In December 2011, affiliates of Energy Holdings and Dynegy reached a settlement agreement resolving disputes that had arisen with regard to Dynegy Holding’s (DH) rejection of the Dynegy leases in a bankruptcy case. The settlement agreement resolves certain disputes regarding the Dynegy leases, including claims under PSEG’s Tax Indemnity Agreement with DH. The original terms of the settlement agreement included a cash payment of $7.5m, which was received on Jan. 4, and the allowance of a $110m claim against DH payable through a mix of cash, senior secured notes and mandatorily convertible notes.
On May 1, a settlement agreement entered into by DH, Dynegy and many of the creditors was filed with the bankruptcy court, which could change the method of payment to cash and stock in Dynegy on the PSEG claim against DH following confirmation of the DH plan of reorganization by the bankruptcy court. The settlement agreement provides that it must be made effective by the bankruptcy court by June or it could terminate.
On Dec. 30, 2011, the effective date of the court order authorizing the Dynegy lease rejections, the leases no longer qualified for leveraged lease accounting treatment under GAAP since the lease agreements were effectively terminated. As a result, Energy Holdings wrote off the $264m gross lease investment against the previously recorded reserve. As the owner of assets at the two affected power plants, Danskammer and Roseton, Energy Holdings’ lessor entities ceased leveraged lease accounting, and recorded the generation assets and related nonrecourse project debt on their balance sheets at their respective fair values. DH remains responsible for the operations, including the financial obligations, of these lessor entities.
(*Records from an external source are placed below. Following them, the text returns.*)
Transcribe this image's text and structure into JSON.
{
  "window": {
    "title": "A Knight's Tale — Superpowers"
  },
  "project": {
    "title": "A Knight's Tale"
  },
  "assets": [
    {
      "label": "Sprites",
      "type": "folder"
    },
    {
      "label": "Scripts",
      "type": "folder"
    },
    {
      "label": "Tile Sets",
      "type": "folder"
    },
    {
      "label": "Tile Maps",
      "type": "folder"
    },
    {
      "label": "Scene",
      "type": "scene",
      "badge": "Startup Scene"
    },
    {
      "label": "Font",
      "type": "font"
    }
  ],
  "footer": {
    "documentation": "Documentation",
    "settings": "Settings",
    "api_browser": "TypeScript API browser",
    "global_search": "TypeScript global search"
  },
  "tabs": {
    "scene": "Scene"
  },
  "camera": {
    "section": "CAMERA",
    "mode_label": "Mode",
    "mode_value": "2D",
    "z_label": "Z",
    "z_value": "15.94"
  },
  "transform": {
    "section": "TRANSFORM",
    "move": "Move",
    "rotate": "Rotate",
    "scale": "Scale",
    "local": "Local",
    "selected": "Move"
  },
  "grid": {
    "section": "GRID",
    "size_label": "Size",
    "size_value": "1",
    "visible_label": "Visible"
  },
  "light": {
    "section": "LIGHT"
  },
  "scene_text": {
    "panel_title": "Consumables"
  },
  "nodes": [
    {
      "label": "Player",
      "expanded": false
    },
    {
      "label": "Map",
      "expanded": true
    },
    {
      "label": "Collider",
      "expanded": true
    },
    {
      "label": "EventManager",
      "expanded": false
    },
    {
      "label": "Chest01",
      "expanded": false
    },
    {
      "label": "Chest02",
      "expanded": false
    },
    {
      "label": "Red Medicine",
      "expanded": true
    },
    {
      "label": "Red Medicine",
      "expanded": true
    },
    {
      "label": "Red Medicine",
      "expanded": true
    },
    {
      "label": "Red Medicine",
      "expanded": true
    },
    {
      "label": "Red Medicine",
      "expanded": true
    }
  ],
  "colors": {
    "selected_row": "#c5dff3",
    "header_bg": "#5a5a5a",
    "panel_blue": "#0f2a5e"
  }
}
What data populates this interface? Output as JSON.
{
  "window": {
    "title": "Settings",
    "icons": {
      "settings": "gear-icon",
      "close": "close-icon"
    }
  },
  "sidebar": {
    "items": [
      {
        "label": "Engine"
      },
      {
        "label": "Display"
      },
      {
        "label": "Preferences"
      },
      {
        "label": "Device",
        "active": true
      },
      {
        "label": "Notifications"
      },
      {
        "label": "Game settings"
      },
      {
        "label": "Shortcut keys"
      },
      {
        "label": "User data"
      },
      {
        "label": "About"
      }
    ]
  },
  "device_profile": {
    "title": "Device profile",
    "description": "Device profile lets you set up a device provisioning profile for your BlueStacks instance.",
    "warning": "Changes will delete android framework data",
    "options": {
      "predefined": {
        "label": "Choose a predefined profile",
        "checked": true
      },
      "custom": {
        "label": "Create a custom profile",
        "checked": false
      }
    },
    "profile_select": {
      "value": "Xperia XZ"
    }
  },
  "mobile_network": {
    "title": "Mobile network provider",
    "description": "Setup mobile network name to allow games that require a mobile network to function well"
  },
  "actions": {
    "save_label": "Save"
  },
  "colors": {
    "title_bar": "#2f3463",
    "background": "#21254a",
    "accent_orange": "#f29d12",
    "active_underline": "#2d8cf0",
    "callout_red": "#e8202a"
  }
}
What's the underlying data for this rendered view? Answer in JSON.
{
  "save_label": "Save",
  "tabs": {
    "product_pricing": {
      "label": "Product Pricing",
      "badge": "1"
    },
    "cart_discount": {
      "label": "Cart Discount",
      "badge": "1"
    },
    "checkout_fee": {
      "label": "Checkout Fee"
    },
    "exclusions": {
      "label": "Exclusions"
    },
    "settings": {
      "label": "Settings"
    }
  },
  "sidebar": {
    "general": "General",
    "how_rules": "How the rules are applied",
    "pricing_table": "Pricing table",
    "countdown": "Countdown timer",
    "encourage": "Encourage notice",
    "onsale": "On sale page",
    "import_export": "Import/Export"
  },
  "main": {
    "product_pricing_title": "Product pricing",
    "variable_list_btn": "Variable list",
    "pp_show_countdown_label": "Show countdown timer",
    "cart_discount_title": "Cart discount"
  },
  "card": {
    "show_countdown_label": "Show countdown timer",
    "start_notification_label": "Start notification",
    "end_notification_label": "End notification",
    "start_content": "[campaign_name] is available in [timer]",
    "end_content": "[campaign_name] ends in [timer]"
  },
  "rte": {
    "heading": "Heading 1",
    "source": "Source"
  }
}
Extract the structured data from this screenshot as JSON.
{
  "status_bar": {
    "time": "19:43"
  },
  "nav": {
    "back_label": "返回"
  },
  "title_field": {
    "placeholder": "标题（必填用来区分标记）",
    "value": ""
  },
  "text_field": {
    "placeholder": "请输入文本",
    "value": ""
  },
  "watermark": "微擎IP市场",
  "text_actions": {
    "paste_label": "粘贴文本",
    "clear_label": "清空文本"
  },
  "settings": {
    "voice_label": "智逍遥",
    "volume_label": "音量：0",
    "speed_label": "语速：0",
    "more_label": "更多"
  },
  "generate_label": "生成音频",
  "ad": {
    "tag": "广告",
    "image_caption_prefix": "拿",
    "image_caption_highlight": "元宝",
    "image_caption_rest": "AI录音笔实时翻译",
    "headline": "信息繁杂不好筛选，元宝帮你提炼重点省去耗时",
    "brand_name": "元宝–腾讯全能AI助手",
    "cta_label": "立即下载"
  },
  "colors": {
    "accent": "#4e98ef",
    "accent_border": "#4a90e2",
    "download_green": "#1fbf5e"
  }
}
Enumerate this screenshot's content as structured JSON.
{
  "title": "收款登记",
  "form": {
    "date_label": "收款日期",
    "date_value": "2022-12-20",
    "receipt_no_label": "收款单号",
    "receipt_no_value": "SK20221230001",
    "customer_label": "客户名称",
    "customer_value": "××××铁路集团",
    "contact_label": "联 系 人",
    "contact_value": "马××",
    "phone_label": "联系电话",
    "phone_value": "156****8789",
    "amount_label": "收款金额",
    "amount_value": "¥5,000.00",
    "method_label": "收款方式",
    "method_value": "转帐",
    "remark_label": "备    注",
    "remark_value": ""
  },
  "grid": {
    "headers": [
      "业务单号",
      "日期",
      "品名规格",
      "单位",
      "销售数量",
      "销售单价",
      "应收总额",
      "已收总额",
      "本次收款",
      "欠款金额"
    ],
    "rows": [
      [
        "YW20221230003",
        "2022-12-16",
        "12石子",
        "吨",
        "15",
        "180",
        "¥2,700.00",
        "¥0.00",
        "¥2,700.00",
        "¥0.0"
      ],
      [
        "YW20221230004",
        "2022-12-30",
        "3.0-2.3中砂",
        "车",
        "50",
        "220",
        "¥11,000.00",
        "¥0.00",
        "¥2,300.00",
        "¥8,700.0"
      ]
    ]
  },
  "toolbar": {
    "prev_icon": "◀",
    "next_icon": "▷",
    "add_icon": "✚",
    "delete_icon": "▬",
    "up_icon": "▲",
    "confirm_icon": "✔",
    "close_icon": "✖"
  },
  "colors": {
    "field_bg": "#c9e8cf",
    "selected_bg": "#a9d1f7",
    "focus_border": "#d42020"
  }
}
Incidentally, in a May 2 Form 8-K filing with the SEC, Dynegy described the May 1 bankruptcy settlement mentioned by PSEG.